in Food & Drink | September 3rd, 2020
As you know if you’re a reader of this site, there are vast, interactive (and free!) scholarly databases online collecting just about every kind of artifact, from Bibles to bird calls, and yes, there are a significant number of cookbooks online, too.
But proper searchable, historical databases of cookbooks seem to have appeared only lately. To my mind, these might have been some of the first things to become available. How important is eating, after all, to virtually every part of our lives? The fact is, however, that scholars of food have had to invent the discipline largely from scratch.

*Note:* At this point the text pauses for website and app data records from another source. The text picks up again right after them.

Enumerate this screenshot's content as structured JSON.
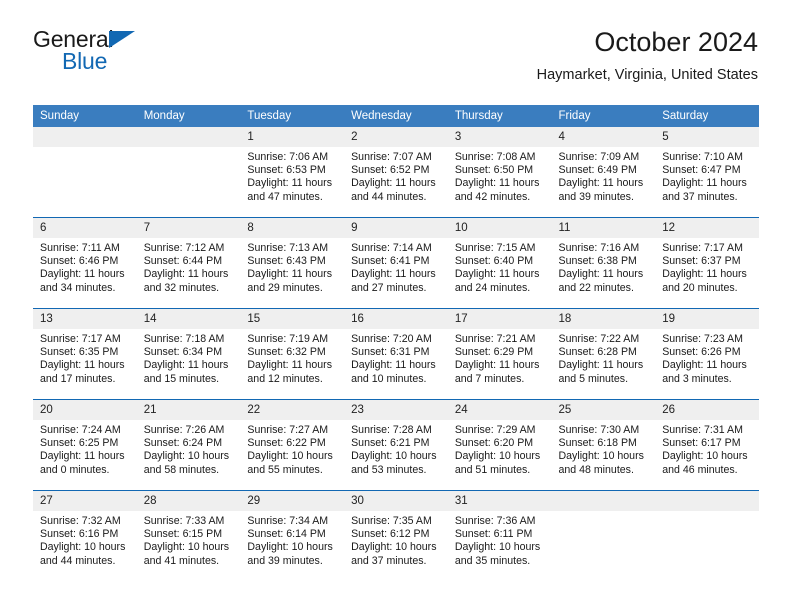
{
  "brand": {
    "name_part1": "General",
    "name_part2": "Blue",
    "triangle_icon": "triangle-icon",
    "colors": {
      "blue": "#1268b3",
      "header_blue": "#3a7dbf",
      "daynum_band": "#efefef"
    }
  },
  "header": {
    "title": "October 2024",
    "subtitle": "Haymarket, Virginia, United States"
  },
  "weekdays": [
    "Sunday",
    "Monday",
    "Tuesday",
    "Wednesday",
    "Thursday",
    "Friday",
    "Saturday"
  ],
  "labels": {
    "sunrise_prefix": "Sunrise:",
    "sunset_prefix": "Sunset:",
    "daylight_prefix": "Daylight:"
  },
  "weeks": [
    [
      {
        "day": "",
        "empty": true
      },
      {
        "day": "",
        "empty": true
      },
      {
        "day": "1",
        "sunrise": "Sunrise: 7:06 AM",
        "sunset": "Sunset: 6:53 PM",
        "daylight_line1": "Daylight: 11 hours",
        "daylight_line2": "and 47 minutes."
      },
      {
        "day": "2",
        "sunrise": "Sunrise: 7:07 AM",
        "sunset": "Sunset: 6:52 PM",
        "daylight_line1": "Daylight: 11 hours",
        "daylight_line2": "and 44 minutes."
      },
      {
        "day": "3",
        "sunrise": "Sunrise: 7:08 AM",
        "sunset": "Sunset: 6:50 PM",
        "daylight_line1": "Daylight: 11 hours",
        "daylight_line2": "and 42 minutes."
      },
      {
        "day": "4",
        "sunrise": "Sunrise: 7:09 AM",
        "sunset": "Sunset: 6:49 PM",
        "daylight_line1": "Daylight: 11 hours",
        "daylight_line2": "and 39 minutes."
      },
      {
        "day": "5",
        "sunrise": "Sunrise: 7:10 AM",
        "sunset": "Sunset: 6:47 PM",
        "daylight_line1": "Daylight: 11 hours",
        "daylight_line2": "and 37 minutes."
      }
    ],
    [
      {
        "day": "6",
        "sunrise": "Sunrise: 7:11 AM",
        "sunset": "Sunset: 6:46 PM",
        "daylight_line1": "Daylight: 11 hours",
        "daylight_line2": "and 34 minutes."
      },
      {
        "day": "7",
        "sunrise": "Sunrise: 7:12 AM",
        "sunset": "Sunset: 6:44 PM",
        "daylight_line1": "Daylight: 11 hours",
        "daylight_line2": "and 32 minutes."
      },
      {
        "day": "8",
        "sunrise": "Sunrise: 7:13 AM",
        "sunset": "Sunset: 6:43 PM",
        "daylight_line1": "Daylight: 11 hours",
        "daylight_line2": "and 29 minutes."
      },
      {
        "day": "9",
        "sunrise": "Sunrise: 7:14 AM",
        "sunset": "Sunset: 6:41 PM",
        "daylight_line1": "Daylight: 11 hours",
        "daylight_line2": "and 27 minutes."
      },
      {
        "day": "10",
        "sunrise": "Sunrise: 7:15 AM",
        "sunset": "Sunset: 6:40 PM",
        "daylight_line1": "Daylight: 11 hours",
        "daylight_line2": "and 24 minutes."
      },
      {
        "day": "11",
        "sunrise": "Sunrise: 7:16 AM",
        "sunset": "Sunset: 6:38 PM",
        "daylight_line1": "Daylight: 11 hours",
        "daylight_line2": "and 22 minutes."
      },
      {
        "day": "12",
        "sunrise": "Sunrise: 7:17 AM",
        "sunset": "Sunset: 6:37 PM",
        "daylight_line1": "Daylight: 11 hours",
        "daylight_line2": "and 20 minutes."
      }
    ],
    [
      {
        "day": "13",
        "sunrise": "Sunrise: 7:17 AM",
        "sunset": "Sunset: 6:35 PM",
        "daylight_line1": "Daylight: 11 hours",
        "daylight_line2": "and 17 minutes."
      },
      {
        "day": "14",
        "sunrise": "Sunrise: 7:18 AM",
        "sunset": "Sunset: 6:34 PM",
        "daylight_line1": "Daylight: 11 hours",
        "daylight_line2": "and 15 minutes."
      },
      {
        "day": "15",
        "sunrise": "Sunrise: 7:19 AM",
        "sunset": "Sunset: 6:32 PM",
        "daylight_line1": "Daylight: 11 hours",
        "daylight_line2": "and 12 minutes."
      },
      {
        "day": "16",
        "sunrise": "Sunrise: 7:20 AM",
        "sunset": "Sunset: 6:31 PM",
        "daylight_line1": "Daylight: 11 hours",
        "daylight_line2": "and 10 minutes."
      },
      {
        "day": "17",
        "sunrise": "Sunrise: 7:21 AM",
        "sunset": "Sunset: 6:29 PM",
        "daylight_line1": "Daylight: 11 hours",
        "daylight_line2": "and 7 minutes."
      },
      {
        "day": "18",
        "sunrise": "Sunrise: 7:22 AM",
        "sunset": "Sunset: 6:28 PM",
        "daylight_line1": "Daylight: 11 hours",
        "daylight_line2": "and 5 minutes."
      },
      {
        "day": "19",
        "sunrise": "Sunrise: 7:23 AM",
        "sunset": "Sunset: 6:26 PM",
        "daylight_line1": "Daylight: 11 hours",
        "daylight_line2": "and 3 minutes."
      }
    ],
    [
      {
        "day": "20",
        "sunrise": "Sunrise: 7:24 AM",
        "sunset": "Sunset: 6:25 PM",
        "daylight_line1": "Daylight: 11 hours",
        "daylight_line2": "and 0 minutes."
      },
      {
        "day": "21",
        "sunrise": "Sunrise: 7:26 AM",
        "sunset": "Sunset: 6:24 PM",
        "daylight_line1": "Daylight: 10 hours",
        "daylight_line2": "and 58 minutes."
      },
      {
        "day": "22",
        "sunrise": "Sunrise: 7:27 AM",
        "sunset": "Sunset: 6:22 PM",
        "daylight_line1": "Daylight: 10 hours",
        "daylight_line2": "and 55 minutes."
      },
      {
        "day": "23",
        "sunrise": "Sunrise: 7:28 AM",
        "sunset": "Sunset: 6:21 PM",
        "daylight_line1": "Daylight: 10 hours",
        "daylight_line2": "and 53 minutes."
      },
      {
        "day": "24",
        "sunrise": "Sunrise: 7:29 AM",
        "sunset": "Sunset: 6:20 PM",
        "daylight_line1": "Daylight: 10 hours",
        "daylight_line2": "and 51 minutes."
      },
      {
        "day": "25",
        "sunrise": "Sunrise: 7:30 AM",
        "sunset": "Sunset: 6:18 PM",
        "daylight_line1": "Daylight: 10 hours",
        "daylight_line2": "and 48 minutes."
      },
      {
        "day": "26",
        "sunrise": "Sunrise: 7:31 AM",
        "sunset": "Sunset: 6:17 PM",
        "daylight_line1": "Daylight: 10 hours",
        "daylight_line2": "and 46 minutes."
      }
    ],
    [
      {
        "day": "27",
        "sunrise": "Sunrise: 7:32 AM",
        "sunset": "Sunset: 6:16 PM",
        "daylight_line1": "Daylight: 10 hours",
        "daylight_line2": "and 44 minutes."
      },
      {
        "day": "28",
        "sunrise": "Sunrise: 7:33 AM",
        "sunset": "Sunset: 6:15 PM",
        "daylight_line1": "Daylight: 10 hours",
        "daylight_line2": "and 41 minutes."
      },
      {
        "day": "29",
        "sunrise": "Sunrise: 7:34 AM",
        "sunset": "Sunset: 6:14 PM",
        "daylight_line1": "Daylight: 10 hours",
        "daylight_line2": "and 39 minutes."
      },
      {
        "day": "30",
        "sunrise": "Sunrise: 7:35 AM",
        "sunset": "Sunset: 6:12 PM",
        "daylight_line1": "Daylight: 10 hours",
        "daylight_line2": "and 37 minutes."
      },
      {
        "day": "31",
        "sunrise": "Sunrise: 7:36 AM",
        "sunset": "Sunset: 6:11 PM",
        "daylight_line1": "Daylight: 10 hours",
        "daylight_line2": "and 35 minutes."
      },
      {
        "day": "",
        "empty": true
      },
      {
        "day": "",
        "empty": true
      }
    ]
  ]
}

“Western scholars had a bias against studying sensual experience,” writes Reina Gattuso at Atlas Obscura, “the relic of an Enlightenment-era hierarchy that considered taste, touch, and flavor taboo topics for sober academic inquiry. ‘It’s the baser sense,’ says Cathy Kaufman, a professor of food studies at the New School.” Kaufman sits on the board of The Sifter, a new massive, multilingual online database of historical recipe books. Another board member, sculptor Joe Wheaton, puts things more directly: “Food history has been a bit of an embarrassment to a lot of academics, because it involves women in the kitchen.”